Thus, monoclonal antibody MY904 identifies the Mol granulocyte/monocyte cell surface glycoprotein, and further binds specifically to an epitope on that glycoprotein which is involved in adhesion-dependent processes of granulocyte/monocyte activities.
A sample of the hybrid cell line capable of producing MY904 monoclonal antibodies is on deposit with the American Type Culture Collection, (A.T.C.C.) 12301 Parklawn Drive, Rockville, MD 20852, as of Aug. 19, 1988 and is assigned A.T.C.C. No. HB 9510.
Studies in vitro have shown that human, canine and sub-human primate leukocytes have in common the Mol glycoprotein. Letvin, N.L., Todd, R.F. III, Palley, L.S., and Griffin, J.D. Conservation of the MY904 myeloid surface antigen on primate and canine granulocytes has been demonstrated (Blood 61:408-410, 1983). Also, binding of the MY904 monoclonal antibody to normal dog neutrophils has been shown to effectively inhibit neutrophil aggregation in vitro when stimulated with the phorbol ester PMA (Giger, U., Boxer, L.A., Simpson, P.A., Lucchesi, B.R., and Todd, R.F. III. Deficiency of leukocyte surface glycoproteins Mol, LFA-1, and Leu-M5 in a dog with recurrent bacterial infection: an animal model.
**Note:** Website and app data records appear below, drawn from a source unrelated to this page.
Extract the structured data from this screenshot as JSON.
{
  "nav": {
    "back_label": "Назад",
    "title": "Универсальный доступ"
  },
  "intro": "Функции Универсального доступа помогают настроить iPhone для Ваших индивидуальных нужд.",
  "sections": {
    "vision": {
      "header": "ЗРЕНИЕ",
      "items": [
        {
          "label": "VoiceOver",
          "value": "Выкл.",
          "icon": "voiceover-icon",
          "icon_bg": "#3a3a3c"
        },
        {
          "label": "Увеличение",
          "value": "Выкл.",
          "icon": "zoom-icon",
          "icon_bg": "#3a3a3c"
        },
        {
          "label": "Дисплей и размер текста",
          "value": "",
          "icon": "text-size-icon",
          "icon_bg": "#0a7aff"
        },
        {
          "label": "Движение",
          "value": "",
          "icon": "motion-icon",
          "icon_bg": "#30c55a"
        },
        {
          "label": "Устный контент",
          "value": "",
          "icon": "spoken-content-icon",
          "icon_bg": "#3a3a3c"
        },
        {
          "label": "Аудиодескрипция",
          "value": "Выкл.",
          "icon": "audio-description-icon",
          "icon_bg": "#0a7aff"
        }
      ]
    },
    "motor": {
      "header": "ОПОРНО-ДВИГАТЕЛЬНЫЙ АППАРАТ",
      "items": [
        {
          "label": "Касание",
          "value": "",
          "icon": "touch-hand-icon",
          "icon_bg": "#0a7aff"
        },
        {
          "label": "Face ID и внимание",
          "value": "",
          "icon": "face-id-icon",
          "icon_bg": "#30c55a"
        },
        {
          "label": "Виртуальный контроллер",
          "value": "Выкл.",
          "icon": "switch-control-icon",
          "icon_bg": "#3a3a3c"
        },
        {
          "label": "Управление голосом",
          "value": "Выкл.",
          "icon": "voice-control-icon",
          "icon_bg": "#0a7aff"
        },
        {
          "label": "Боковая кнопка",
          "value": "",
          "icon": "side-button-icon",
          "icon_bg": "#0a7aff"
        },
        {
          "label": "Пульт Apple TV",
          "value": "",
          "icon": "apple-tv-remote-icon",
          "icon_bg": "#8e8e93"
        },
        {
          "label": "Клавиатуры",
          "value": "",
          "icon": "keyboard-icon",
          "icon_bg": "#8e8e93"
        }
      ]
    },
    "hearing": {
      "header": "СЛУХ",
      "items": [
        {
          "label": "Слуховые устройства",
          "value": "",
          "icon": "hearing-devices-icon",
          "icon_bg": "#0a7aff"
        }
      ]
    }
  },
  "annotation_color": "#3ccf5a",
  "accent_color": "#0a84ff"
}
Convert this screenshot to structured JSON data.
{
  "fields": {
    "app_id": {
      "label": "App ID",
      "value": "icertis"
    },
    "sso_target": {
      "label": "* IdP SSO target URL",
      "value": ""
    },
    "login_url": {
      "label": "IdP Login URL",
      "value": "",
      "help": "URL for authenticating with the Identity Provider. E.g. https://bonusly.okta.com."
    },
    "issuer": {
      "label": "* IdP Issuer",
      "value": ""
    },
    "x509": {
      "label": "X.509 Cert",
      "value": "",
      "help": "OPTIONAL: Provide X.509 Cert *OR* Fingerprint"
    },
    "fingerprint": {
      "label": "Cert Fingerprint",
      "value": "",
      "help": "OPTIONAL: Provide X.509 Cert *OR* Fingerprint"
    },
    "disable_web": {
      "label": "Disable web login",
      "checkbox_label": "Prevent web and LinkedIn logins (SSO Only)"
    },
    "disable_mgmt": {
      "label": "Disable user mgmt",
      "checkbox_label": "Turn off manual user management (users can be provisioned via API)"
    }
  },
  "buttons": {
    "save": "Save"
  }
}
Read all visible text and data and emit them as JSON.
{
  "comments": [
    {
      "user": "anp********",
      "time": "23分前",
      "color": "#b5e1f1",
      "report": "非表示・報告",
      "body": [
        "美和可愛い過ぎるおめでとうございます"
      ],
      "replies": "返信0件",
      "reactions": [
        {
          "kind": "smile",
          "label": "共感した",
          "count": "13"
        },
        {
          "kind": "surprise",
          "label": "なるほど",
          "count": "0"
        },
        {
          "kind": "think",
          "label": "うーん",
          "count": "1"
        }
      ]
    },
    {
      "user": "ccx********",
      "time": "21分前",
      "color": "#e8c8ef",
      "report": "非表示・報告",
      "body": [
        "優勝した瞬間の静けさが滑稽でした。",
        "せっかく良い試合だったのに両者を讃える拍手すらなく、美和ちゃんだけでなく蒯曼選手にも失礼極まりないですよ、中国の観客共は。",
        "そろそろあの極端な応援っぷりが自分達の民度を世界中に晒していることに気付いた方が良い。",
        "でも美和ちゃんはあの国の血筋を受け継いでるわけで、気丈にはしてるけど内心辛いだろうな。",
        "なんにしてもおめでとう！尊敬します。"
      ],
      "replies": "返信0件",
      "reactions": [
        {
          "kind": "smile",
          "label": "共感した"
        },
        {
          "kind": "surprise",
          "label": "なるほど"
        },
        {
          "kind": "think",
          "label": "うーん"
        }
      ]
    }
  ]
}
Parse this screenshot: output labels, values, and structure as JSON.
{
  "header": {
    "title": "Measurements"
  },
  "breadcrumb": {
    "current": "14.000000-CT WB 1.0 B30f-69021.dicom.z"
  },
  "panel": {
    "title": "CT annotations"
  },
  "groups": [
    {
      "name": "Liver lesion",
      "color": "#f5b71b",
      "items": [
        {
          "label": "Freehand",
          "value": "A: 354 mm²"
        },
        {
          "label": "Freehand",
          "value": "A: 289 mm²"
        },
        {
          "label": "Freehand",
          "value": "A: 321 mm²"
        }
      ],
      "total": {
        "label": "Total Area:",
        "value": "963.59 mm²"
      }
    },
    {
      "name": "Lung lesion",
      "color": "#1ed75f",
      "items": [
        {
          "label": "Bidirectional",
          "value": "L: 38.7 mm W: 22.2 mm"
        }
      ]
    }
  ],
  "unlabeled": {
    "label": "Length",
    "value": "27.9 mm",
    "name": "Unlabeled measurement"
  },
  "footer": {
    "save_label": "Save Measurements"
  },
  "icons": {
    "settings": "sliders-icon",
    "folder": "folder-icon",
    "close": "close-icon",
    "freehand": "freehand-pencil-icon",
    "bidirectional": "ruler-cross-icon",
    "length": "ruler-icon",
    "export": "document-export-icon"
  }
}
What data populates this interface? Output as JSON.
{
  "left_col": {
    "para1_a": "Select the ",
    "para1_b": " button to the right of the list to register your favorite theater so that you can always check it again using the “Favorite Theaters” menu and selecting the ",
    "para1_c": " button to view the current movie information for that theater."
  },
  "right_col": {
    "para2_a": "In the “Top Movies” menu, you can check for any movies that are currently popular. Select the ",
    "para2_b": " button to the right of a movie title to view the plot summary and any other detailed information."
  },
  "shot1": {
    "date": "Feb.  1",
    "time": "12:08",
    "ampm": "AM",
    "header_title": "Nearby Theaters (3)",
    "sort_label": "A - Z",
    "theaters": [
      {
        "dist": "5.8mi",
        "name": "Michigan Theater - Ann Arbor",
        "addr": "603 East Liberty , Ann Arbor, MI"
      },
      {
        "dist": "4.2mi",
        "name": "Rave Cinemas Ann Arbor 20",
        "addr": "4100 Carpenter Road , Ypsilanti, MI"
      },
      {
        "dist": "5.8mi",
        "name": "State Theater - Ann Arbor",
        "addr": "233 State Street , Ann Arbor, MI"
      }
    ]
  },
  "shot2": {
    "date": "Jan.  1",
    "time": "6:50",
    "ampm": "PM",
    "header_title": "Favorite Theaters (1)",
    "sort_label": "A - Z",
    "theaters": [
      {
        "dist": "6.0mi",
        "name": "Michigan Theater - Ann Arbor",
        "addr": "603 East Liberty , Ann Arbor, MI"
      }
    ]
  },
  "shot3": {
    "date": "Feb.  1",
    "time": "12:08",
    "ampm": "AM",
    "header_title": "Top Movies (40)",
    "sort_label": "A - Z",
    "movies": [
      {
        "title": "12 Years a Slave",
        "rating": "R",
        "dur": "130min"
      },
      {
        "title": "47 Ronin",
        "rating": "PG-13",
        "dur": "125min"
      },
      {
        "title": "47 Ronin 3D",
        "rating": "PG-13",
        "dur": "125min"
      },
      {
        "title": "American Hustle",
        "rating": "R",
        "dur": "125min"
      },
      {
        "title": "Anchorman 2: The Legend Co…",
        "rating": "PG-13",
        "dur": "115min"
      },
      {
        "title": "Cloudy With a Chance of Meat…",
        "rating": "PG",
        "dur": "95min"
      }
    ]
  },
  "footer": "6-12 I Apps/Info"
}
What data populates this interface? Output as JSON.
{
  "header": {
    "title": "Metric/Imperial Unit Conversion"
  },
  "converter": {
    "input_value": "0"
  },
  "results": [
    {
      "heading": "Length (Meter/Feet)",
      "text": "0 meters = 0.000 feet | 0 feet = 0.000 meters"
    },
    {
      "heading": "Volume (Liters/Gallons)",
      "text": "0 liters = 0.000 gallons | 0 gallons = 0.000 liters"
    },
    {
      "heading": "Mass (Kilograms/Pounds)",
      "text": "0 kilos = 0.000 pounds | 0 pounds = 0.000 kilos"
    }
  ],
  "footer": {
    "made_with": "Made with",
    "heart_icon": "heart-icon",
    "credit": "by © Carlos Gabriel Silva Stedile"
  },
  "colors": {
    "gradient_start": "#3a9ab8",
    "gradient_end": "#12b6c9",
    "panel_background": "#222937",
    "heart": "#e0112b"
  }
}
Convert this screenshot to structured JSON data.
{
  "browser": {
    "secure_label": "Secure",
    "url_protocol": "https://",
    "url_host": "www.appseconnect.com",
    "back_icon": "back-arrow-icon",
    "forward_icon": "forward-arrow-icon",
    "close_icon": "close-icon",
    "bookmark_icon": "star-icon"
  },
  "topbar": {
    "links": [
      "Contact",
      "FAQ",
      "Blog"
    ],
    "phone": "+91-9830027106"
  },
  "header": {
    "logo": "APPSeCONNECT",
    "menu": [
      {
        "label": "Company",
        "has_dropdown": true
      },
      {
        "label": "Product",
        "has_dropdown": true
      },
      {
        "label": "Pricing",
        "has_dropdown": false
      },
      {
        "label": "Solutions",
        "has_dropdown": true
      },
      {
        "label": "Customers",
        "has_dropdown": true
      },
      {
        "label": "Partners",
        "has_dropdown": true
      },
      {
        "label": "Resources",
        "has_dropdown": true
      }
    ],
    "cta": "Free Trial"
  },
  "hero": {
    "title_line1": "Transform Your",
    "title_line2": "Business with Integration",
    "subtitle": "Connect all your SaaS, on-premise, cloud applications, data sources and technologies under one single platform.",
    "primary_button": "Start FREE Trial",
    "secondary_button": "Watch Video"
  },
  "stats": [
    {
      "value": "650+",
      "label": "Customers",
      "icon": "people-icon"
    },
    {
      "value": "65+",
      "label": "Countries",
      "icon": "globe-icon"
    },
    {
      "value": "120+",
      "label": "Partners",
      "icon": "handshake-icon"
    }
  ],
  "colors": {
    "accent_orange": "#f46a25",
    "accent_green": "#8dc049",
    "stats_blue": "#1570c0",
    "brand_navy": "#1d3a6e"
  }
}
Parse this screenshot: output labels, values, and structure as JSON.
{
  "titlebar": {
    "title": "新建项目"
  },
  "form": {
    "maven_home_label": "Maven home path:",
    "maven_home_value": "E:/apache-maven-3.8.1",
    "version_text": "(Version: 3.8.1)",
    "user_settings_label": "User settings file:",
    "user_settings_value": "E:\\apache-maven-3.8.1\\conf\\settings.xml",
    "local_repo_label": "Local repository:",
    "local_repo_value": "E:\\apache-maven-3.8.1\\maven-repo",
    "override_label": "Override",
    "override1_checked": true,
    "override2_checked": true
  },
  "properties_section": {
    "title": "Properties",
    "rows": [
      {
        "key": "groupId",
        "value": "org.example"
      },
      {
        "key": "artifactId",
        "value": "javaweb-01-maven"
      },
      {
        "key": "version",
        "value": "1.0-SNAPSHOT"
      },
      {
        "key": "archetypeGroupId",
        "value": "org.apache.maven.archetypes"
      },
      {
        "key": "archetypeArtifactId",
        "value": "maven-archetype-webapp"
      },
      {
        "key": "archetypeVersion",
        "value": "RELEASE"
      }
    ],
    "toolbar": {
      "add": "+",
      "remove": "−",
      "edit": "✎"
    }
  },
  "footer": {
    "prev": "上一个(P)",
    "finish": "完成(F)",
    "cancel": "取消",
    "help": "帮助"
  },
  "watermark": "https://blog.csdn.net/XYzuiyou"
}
Blood 69: 1622-1630, 1987).
The MY904 monoclonal antibody is unique because of its exceptional specificity for the adhesion domain of the CD11b/CD18 phagocyte surface protein. Further, this antibody has the ability to completely inhibit phagocyte functions which require expression of this critical cell surface structure.